**YOUR ASSIGNMENT:** Locate the string "Preferences" in the records below. Copy every line where it occurs.
Segment Start: PROVIDED RECORDS
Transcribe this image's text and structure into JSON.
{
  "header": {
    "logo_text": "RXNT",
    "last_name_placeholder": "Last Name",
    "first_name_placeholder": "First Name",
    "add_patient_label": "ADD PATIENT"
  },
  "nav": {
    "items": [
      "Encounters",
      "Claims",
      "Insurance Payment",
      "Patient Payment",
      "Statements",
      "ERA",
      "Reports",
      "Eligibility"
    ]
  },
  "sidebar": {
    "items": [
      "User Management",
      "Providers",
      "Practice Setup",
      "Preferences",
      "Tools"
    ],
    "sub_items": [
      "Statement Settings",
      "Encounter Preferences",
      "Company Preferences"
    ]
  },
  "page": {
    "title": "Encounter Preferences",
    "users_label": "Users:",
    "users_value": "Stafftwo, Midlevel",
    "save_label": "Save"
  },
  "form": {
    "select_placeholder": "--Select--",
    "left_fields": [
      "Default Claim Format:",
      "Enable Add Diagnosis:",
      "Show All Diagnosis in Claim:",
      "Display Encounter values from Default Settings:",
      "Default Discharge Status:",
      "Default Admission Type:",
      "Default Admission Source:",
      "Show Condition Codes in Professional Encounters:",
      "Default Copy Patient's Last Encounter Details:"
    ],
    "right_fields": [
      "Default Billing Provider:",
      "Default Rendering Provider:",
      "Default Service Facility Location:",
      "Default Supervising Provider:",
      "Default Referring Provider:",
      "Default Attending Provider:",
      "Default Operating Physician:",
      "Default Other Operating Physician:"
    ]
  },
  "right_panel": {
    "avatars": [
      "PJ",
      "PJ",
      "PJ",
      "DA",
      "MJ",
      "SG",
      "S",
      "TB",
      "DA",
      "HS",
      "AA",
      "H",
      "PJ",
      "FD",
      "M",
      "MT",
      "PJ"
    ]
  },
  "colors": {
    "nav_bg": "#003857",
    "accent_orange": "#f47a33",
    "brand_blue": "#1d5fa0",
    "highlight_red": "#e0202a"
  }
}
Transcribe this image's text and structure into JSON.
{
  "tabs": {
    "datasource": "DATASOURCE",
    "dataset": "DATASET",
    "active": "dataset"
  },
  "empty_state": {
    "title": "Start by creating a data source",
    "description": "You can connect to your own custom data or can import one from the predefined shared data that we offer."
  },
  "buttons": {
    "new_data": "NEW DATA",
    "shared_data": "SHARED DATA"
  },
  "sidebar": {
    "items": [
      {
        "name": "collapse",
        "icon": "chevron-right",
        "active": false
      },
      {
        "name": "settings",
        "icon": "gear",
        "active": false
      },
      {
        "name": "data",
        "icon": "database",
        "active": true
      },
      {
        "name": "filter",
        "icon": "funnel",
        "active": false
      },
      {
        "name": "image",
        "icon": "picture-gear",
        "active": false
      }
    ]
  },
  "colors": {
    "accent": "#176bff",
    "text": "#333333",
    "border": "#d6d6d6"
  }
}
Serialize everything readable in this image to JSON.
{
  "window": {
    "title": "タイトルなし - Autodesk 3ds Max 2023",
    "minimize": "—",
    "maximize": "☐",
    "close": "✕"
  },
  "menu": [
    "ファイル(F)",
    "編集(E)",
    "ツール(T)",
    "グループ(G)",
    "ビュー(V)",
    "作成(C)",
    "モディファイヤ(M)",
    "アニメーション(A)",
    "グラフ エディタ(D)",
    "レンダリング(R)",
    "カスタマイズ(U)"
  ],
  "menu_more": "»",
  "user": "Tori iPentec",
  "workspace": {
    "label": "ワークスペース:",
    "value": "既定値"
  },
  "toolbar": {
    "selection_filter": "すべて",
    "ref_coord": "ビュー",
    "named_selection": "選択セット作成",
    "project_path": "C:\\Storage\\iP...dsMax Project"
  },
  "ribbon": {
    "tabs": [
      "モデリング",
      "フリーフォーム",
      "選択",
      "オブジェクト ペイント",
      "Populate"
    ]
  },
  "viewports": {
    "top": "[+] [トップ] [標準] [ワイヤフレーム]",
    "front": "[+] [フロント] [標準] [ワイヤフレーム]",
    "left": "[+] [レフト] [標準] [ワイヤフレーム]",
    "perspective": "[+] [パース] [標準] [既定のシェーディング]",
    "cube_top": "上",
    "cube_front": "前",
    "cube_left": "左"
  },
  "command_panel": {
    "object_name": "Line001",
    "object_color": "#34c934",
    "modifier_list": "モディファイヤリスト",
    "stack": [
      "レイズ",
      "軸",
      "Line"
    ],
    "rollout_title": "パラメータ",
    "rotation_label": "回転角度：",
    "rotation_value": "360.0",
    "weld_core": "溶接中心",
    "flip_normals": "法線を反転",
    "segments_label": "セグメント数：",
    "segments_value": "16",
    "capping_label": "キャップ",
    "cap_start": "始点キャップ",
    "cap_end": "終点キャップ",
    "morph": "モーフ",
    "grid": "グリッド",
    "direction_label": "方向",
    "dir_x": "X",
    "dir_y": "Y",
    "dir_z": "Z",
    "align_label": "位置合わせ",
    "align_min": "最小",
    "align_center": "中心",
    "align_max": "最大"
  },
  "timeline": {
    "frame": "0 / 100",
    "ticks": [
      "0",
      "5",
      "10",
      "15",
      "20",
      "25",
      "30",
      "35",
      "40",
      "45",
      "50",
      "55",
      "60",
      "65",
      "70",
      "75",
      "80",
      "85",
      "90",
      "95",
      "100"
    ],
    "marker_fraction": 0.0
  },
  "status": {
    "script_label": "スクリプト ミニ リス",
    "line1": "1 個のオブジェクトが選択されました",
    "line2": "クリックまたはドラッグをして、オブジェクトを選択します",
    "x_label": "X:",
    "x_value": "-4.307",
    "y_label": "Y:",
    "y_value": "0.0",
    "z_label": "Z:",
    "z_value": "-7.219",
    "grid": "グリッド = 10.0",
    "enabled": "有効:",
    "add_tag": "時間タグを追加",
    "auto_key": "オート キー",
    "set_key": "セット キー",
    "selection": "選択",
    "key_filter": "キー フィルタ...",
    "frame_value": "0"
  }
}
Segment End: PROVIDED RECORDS
**SOLUTION TO THE PROBLEM:**
      "Preferences",
      "Encounter Preferences",
      "Company Preferences"
    "title": "Encounter Preferences",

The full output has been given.